Entries taken from a collection
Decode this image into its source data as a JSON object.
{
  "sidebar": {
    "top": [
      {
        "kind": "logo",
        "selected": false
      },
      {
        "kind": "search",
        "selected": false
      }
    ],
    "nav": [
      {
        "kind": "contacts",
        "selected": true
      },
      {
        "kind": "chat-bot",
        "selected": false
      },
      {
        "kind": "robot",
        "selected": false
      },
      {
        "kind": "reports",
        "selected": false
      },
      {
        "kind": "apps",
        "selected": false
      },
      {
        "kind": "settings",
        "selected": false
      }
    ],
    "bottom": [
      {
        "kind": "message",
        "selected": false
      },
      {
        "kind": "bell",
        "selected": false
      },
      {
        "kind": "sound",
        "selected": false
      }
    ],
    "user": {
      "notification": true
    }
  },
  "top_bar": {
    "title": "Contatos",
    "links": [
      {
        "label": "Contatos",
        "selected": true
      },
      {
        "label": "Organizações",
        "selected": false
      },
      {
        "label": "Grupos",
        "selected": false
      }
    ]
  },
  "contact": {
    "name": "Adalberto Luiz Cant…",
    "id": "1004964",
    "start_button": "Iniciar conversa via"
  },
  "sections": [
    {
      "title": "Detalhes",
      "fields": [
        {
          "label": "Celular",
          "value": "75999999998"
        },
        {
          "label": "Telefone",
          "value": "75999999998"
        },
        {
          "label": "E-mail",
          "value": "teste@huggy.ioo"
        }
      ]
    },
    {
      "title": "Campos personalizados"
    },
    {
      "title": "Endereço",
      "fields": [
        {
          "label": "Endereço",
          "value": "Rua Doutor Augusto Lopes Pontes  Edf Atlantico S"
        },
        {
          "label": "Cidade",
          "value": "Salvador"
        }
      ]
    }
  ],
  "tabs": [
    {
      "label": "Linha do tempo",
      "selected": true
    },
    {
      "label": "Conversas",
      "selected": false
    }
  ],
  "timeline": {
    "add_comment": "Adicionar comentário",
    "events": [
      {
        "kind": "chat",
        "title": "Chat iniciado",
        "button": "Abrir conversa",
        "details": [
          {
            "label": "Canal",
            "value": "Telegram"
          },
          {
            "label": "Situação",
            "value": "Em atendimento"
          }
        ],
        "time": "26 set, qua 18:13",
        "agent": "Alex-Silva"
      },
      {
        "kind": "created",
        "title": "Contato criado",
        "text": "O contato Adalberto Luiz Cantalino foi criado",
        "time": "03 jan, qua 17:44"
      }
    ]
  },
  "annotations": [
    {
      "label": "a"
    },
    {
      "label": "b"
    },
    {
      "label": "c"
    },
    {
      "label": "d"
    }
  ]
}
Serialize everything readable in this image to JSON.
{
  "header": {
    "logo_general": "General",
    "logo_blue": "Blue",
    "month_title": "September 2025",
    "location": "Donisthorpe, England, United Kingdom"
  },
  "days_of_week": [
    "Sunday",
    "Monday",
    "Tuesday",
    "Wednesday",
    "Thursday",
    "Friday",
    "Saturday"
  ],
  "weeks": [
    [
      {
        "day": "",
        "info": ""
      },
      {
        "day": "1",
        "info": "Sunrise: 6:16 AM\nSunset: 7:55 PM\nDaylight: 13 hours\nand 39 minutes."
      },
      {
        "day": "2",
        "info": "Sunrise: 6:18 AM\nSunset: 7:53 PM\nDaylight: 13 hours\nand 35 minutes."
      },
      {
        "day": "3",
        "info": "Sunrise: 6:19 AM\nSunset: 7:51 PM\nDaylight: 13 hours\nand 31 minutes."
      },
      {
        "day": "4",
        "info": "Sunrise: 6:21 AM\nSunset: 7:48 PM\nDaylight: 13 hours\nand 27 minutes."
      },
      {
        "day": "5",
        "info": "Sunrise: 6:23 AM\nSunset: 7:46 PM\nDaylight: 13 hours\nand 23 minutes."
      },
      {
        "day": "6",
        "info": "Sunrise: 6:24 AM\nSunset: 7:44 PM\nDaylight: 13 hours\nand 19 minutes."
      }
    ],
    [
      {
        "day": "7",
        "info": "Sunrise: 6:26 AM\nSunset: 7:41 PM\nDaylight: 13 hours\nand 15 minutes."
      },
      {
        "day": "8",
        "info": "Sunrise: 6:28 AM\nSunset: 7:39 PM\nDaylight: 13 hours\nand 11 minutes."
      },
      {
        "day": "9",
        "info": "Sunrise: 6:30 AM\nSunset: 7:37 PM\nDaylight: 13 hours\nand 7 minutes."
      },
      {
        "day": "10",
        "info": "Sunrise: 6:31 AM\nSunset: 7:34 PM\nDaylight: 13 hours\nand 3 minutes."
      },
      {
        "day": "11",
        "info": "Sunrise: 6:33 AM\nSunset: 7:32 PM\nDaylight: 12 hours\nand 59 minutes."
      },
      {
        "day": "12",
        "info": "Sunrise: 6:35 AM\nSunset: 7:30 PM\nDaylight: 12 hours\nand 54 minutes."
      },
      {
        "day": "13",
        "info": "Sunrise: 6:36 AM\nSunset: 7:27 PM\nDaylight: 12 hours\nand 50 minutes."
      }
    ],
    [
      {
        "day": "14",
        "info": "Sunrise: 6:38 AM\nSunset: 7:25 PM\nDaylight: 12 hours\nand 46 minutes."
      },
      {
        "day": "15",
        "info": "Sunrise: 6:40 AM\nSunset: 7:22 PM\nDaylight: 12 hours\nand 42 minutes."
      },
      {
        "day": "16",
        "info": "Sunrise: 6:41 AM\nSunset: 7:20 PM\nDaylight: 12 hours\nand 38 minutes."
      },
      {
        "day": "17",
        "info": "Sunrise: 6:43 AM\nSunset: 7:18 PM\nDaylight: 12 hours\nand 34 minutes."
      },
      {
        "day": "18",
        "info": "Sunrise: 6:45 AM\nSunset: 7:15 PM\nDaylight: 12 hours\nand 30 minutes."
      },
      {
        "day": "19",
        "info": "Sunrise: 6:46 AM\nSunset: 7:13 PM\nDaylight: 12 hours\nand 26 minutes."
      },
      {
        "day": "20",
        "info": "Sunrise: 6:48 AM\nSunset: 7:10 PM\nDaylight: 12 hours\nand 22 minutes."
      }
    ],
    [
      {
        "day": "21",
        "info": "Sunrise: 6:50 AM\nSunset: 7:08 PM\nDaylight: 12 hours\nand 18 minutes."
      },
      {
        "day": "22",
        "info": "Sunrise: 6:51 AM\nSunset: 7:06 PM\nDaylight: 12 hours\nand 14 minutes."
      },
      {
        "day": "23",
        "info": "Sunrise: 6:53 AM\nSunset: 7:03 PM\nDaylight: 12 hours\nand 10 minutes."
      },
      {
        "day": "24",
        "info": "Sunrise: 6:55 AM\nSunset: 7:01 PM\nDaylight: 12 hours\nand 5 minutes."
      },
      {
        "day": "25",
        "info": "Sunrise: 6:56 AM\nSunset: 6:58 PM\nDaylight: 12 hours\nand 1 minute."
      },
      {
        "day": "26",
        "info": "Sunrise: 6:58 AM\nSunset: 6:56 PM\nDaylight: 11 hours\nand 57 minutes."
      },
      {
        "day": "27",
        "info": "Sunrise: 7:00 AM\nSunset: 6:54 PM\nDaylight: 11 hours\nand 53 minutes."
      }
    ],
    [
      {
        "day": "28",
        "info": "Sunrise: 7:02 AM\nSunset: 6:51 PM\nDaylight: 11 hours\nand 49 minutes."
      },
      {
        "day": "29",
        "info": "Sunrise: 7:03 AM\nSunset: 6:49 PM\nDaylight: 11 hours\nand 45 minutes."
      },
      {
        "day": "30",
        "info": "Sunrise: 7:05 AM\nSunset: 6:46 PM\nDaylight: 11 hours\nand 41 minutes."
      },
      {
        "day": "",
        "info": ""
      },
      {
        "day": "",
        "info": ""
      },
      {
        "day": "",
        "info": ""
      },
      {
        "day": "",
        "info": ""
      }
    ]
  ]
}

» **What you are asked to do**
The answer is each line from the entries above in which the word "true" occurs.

» **Response to this task**
        "selected": true
      "notification": true
        "selected": true
      "selected": true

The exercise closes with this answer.